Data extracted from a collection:

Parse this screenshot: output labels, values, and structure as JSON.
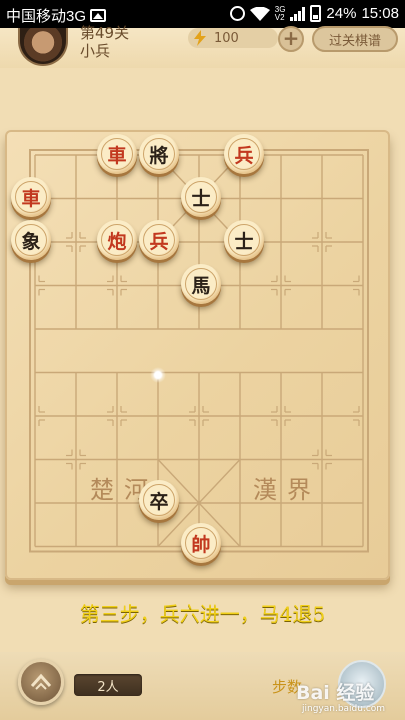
{
  "status_bar": {
    "carrier": "中国移动3G",
    "battery": "24%",
    "time": "15:08",
    "net_type": "3G",
    "net_sub": "V2"
  },
  "header": {
    "level": "第49关",
    "rank": "小兵",
    "energy": "100",
    "plus": "+",
    "guide_button": "过关棋谱"
  },
  "board": {
    "river_left": "楚河",
    "river_right": "漢界",
    "pieces": [
      {
        "name": "piece-red-chariot-1",
        "label": "車",
        "side": "red",
        "file": 1,
        "rank": 1
      },
      {
        "name": "piece-black-general",
        "label": "將",
        "side": "black",
        "file": 2,
        "rank": 1
      },
      {
        "name": "piece-red-soldier-1",
        "label": "兵",
        "side": "red",
        "file": 3,
        "rank": 1
      },
      {
        "name": "piece-red-chariot-2",
        "label": "車",
        "side": "red",
        "file": -1,
        "rank": 2
      },
      {
        "name": "piece-black-advisor-1",
        "label": "士",
        "side": "black",
        "file": 2,
        "rank": 2
      },
      {
        "name": "piece-black-elephant",
        "label": "象",
        "side": "black",
        "file": -1,
        "rank": 3
      },
      {
        "name": "piece-red-cannon",
        "label": "炮",
        "side": "red",
        "file": 1,
        "rank": 3
      },
      {
        "name": "piece-red-soldier-2",
        "label": "兵",
        "side": "red",
        "file": 2,
        "rank": 3
      },
      {
        "name": "piece-black-advisor-2",
        "label": "士",
        "side": "black",
        "file": 3,
        "rank": 3
      },
      {
        "name": "piece-black-horse",
        "label": "馬",
        "side": "black",
        "file": 2,
        "rank": 4
      },
      {
        "name": "piece-black-soldier",
        "label": "卒",
        "side": "black",
        "file": 2,
        "rank": 9
      },
      {
        "name": "piece-red-general",
        "label": "帥",
        "side": "red",
        "file": 3,
        "rank": 10
      }
    ]
  },
  "instruction": "第三步，兵六进一，马4退5",
  "footer": {
    "players": "2人",
    "steps_label": "步数",
    "watermark_text": "Bai 经验",
    "watermark_url": "jingyan.baidu.com"
  },
  "colors": {
    "instruction": "#f0cf18",
    "red_piece_text": "#c2381f",
    "black_piece_text": "#2b2118",
    "board": "#f4dfb6"
  }
}
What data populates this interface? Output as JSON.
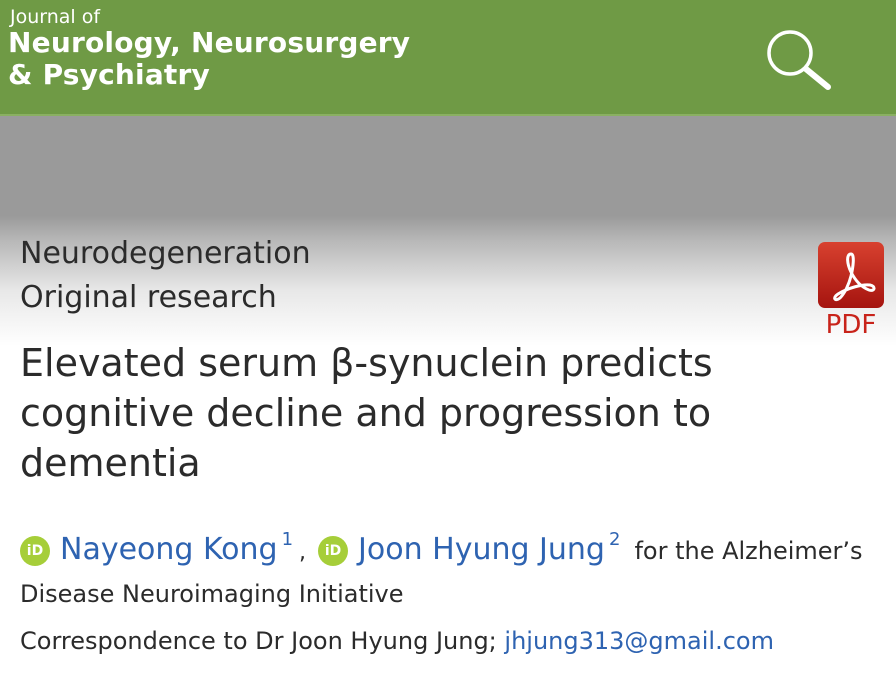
{
  "header": {
    "journal_prefix": "Journal of",
    "journal_name_line1": "Neurology, Neurosurgery",
    "journal_name_line2": "& Psychiatry",
    "search_icon": "search-icon",
    "brand_color": "#6f9a45"
  },
  "article": {
    "section": "Neurodegeneration",
    "type": "Original research",
    "title": "Elevated serum β-synuclein predicts cognitive decline and progression to dementia",
    "pdf_label": "PDF",
    "pdf_icon": "adobe-pdf-icon",
    "authors": [
      {
        "name": "Nayeong Kong",
        "affiliation": "1",
        "icon": "orcid-icon"
      },
      {
        "name": "Joon Hyung Jung",
        "affiliation": "2",
        "icon": "orcid-icon"
      }
    ],
    "orcid_label": "iD",
    "author_separator": ",",
    "group_prefix": "for the Alzheimer’s",
    "group_suffix": "Disease Neuroimaging Initiative",
    "correspondence_text": "Correspondence to Dr Joon Hyung Jung;",
    "correspondence_email": "jhjung313@gmail.com",
    "link_color": "#2e63b1"
  }
}
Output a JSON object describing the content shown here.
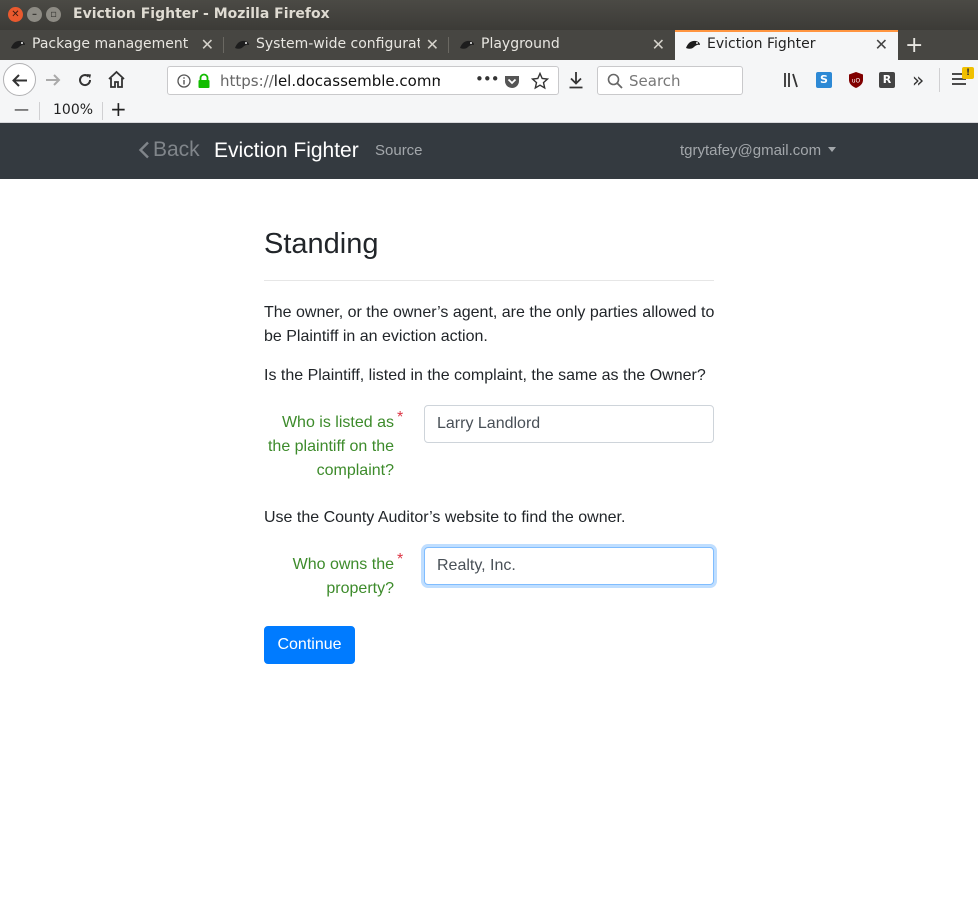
{
  "window": {
    "title": "Eviction Fighter - Mozilla Firefox"
  },
  "tabs": [
    {
      "label": "Package management",
      "active": false
    },
    {
      "label": "System-wide configurat",
      "active": false
    },
    {
      "label": "Playground",
      "active": false
    },
    {
      "label": "Eviction Fighter",
      "active": true
    }
  ],
  "toolbar": {
    "url_prefix": "https://",
    "url_host": "lel.docassemble.commu",
    "more_glyph": "•••",
    "search_placeholder": "Search",
    "zoom_level": "100%",
    "zoom_minus": "—",
    "zoom_plus": "+"
  },
  "app": {
    "back_label": "Back",
    "title": "Eviction Fighter",
    "source_label": "Source",
    "user_email": "tgrytafey@gmail.com"
  },
  "page": {
    "heading": "Standing",
    "intro": "The owner, or the owner’s agent, are the only parties allowed to be Plaintiff in an eviction action.",
    "question": "Is the Plaintiff, listed in the complaint, the same as the Owner?",
    "field1_label": "Who is listed as the plaintiff on the complaint?",
    "field1_value": "Larry Landlord",
    "auditor_note": "Use the County Auditor’s website to find the owner.",
    "field2_label": "Who owns the property?",
    "field2_value": "Realty, Inc.",
    "required_mark": "*",
    "continue_label": "Continue"
  },
  "colors": {
    "app_navbar": "#343a40",
    "label_green": "#3d8b2b",
    "required_red": "#dc3545",
    "primary_button": "#007bff",
    "active_tab_accent": "#ff9540"
  },
  "icons": [
    "close-window-icon",
    "minimize-window-icon",
    "maximize-window-icon",
    "docassemble-favicon",
    "back-arrow-icon",
    "forward-arrow-icon",
    "reload-icon",
    "home-icon",
    "info-icon",
    "lock-icon",
    "page-actions-icon",
    "pocket-icon",
    "bookmark-star-icon",
    "download-icon",
    "search-icon",
    "library-icon",
    "screenshot-icon",
    "ublock-icon",
    "r-extension-icon",
    "overflow-icon",
    "menu-icon",
    "chevron-left-icon",
    "caret-down-icon"
  ]
}
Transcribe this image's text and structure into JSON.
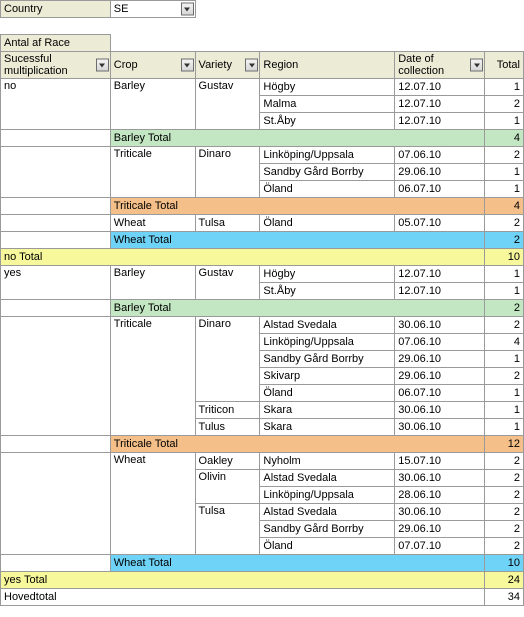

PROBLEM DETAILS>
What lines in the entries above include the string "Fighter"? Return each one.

ANSWER TO THE PROBLEM>
    "title": "Eviction Fighter - Mozilla Firefox"
      "label": "Eviction Fighter",
    "title": "Eviction Fighter",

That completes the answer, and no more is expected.